---------- Given records ----------

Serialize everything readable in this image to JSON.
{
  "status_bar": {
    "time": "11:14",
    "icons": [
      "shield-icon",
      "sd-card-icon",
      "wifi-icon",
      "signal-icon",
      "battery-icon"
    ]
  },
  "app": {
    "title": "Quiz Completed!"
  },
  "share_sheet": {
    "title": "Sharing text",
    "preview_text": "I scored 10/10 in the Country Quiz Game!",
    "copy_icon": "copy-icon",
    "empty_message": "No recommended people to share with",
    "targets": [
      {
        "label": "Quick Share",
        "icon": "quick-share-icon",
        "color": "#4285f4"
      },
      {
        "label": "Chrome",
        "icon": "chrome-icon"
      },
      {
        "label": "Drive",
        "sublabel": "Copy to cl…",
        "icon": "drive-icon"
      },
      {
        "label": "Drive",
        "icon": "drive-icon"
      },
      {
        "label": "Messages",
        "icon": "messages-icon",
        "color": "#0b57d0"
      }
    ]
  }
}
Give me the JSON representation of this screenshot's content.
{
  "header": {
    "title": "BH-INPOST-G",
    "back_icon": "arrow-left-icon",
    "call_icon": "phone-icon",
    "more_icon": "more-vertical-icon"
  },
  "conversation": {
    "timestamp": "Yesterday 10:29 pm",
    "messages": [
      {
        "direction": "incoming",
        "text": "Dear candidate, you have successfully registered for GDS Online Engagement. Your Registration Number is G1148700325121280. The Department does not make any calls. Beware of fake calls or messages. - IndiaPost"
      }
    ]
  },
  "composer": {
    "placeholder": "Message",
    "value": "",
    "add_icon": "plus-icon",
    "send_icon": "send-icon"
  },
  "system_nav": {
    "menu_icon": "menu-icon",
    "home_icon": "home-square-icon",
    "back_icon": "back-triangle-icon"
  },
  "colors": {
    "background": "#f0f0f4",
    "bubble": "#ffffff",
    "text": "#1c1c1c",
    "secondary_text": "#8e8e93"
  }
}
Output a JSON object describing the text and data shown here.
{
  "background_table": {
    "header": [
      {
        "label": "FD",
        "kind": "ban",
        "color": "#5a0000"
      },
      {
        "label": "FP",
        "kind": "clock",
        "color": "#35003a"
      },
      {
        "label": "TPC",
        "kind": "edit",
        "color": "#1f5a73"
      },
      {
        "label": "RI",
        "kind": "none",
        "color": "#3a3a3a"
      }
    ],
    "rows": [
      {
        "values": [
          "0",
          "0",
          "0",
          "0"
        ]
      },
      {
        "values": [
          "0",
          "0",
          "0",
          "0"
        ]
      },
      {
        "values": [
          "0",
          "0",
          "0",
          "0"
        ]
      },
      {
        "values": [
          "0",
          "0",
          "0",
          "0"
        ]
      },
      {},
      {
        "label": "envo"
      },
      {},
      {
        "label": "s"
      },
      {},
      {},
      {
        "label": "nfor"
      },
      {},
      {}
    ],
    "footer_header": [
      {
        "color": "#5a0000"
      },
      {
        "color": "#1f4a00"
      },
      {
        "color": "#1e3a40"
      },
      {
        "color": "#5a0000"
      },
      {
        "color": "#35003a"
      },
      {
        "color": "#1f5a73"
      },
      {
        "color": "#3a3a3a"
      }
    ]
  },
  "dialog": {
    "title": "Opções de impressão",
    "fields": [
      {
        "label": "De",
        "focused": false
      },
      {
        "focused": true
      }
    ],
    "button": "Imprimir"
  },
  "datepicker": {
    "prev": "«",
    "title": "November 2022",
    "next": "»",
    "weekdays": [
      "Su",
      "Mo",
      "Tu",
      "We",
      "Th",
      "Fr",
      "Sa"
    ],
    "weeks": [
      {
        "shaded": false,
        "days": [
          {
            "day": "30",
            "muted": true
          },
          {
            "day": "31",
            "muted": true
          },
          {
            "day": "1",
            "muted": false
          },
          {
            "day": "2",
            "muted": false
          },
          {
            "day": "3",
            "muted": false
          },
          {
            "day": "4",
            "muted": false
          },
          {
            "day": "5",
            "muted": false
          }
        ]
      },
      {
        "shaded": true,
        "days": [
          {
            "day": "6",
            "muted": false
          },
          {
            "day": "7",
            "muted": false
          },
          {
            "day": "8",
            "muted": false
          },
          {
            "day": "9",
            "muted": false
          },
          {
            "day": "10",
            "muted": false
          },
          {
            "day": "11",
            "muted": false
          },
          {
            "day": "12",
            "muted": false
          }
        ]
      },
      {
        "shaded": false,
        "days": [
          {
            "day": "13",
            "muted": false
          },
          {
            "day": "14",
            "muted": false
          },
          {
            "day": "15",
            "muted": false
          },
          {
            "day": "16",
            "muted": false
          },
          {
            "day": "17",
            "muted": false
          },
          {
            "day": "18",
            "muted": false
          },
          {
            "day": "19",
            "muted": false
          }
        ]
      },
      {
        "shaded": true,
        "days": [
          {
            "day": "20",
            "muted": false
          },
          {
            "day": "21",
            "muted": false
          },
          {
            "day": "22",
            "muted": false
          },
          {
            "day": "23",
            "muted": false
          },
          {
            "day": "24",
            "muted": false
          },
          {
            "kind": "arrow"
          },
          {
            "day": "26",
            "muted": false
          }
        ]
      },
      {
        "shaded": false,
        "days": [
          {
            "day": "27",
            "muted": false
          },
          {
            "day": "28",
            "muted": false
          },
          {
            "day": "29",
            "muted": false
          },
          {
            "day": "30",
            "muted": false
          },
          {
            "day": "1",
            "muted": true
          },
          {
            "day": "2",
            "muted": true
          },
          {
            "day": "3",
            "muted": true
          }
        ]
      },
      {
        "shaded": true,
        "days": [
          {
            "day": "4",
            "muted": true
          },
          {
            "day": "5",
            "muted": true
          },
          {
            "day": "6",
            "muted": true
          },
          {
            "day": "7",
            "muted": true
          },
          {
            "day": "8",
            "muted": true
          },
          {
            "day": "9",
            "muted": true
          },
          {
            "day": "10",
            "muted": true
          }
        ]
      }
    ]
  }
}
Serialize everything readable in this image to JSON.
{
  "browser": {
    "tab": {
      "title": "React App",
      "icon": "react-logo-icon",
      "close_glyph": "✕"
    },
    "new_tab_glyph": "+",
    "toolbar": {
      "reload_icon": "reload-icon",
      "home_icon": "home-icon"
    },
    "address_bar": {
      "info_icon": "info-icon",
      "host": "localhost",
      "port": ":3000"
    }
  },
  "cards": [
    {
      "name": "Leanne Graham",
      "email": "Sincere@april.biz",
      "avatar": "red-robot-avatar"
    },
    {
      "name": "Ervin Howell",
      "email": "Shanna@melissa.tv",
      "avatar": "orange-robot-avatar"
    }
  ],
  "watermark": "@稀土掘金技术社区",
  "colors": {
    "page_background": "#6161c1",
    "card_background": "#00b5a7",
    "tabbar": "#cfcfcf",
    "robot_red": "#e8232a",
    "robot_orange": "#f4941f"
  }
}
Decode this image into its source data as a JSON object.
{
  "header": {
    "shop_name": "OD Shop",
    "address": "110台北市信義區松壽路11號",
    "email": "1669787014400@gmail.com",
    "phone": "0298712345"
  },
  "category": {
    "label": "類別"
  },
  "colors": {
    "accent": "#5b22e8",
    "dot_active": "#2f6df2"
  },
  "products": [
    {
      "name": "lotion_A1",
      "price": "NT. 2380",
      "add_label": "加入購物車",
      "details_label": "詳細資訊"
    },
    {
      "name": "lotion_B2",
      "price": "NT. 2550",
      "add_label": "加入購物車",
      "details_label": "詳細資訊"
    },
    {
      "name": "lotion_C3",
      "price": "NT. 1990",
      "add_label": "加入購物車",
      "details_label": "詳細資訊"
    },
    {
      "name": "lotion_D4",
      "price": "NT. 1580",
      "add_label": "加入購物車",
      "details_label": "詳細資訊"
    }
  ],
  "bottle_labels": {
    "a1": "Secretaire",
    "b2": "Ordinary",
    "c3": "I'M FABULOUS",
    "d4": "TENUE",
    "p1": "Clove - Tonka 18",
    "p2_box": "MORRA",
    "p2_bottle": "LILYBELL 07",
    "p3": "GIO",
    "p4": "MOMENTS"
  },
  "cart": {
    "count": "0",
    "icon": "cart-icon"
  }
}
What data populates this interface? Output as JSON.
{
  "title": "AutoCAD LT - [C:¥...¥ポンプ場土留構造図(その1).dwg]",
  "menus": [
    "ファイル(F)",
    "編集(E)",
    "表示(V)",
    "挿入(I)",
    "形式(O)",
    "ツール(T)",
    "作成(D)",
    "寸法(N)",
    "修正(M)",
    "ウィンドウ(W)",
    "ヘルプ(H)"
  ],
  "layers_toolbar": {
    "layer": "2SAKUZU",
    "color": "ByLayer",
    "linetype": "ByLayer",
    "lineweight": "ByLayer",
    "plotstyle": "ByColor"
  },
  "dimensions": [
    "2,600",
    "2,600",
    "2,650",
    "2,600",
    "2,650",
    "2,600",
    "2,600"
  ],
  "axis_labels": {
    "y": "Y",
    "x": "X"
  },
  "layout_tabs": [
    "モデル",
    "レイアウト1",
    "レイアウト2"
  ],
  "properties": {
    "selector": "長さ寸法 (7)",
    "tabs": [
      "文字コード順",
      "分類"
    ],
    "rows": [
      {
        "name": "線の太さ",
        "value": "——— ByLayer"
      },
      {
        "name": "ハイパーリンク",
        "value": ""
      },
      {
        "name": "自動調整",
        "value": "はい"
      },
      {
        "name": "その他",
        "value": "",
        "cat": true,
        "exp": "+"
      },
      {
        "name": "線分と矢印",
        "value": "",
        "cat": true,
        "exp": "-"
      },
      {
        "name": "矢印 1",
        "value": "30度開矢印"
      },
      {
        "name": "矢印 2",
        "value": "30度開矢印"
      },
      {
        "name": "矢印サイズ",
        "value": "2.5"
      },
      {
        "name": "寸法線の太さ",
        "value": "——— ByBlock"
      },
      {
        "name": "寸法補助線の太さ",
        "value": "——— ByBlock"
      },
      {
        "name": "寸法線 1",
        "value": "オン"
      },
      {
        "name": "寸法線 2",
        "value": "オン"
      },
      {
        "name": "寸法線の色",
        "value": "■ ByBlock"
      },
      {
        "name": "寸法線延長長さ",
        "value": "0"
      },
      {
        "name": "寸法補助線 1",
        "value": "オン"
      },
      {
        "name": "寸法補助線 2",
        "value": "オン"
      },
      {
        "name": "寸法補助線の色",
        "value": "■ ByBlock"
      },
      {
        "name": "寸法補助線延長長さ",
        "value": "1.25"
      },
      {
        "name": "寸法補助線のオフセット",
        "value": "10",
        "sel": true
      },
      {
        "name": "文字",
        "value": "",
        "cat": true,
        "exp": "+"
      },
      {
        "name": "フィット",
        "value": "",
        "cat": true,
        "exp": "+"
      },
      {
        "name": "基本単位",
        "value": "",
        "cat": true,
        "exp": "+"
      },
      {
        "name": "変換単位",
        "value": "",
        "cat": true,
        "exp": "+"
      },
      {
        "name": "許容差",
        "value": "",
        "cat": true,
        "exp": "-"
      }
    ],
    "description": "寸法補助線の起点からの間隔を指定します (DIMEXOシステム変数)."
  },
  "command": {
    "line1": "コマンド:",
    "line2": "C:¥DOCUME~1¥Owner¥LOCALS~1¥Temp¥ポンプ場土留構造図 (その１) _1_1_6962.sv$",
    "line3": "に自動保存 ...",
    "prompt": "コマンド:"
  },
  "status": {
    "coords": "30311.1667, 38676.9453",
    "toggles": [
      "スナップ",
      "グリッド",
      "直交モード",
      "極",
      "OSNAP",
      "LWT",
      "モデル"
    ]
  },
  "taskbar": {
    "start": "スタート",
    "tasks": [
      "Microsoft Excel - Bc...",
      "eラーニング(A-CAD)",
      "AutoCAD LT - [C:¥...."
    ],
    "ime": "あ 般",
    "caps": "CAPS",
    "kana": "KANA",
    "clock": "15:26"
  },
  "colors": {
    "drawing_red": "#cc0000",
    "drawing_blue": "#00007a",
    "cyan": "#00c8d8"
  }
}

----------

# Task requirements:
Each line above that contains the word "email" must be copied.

# Output:
      "email": "Sincere@april.biz",
      "email": "Shanna@melissa.tv",
    "email": "1669787014400@gmail.com",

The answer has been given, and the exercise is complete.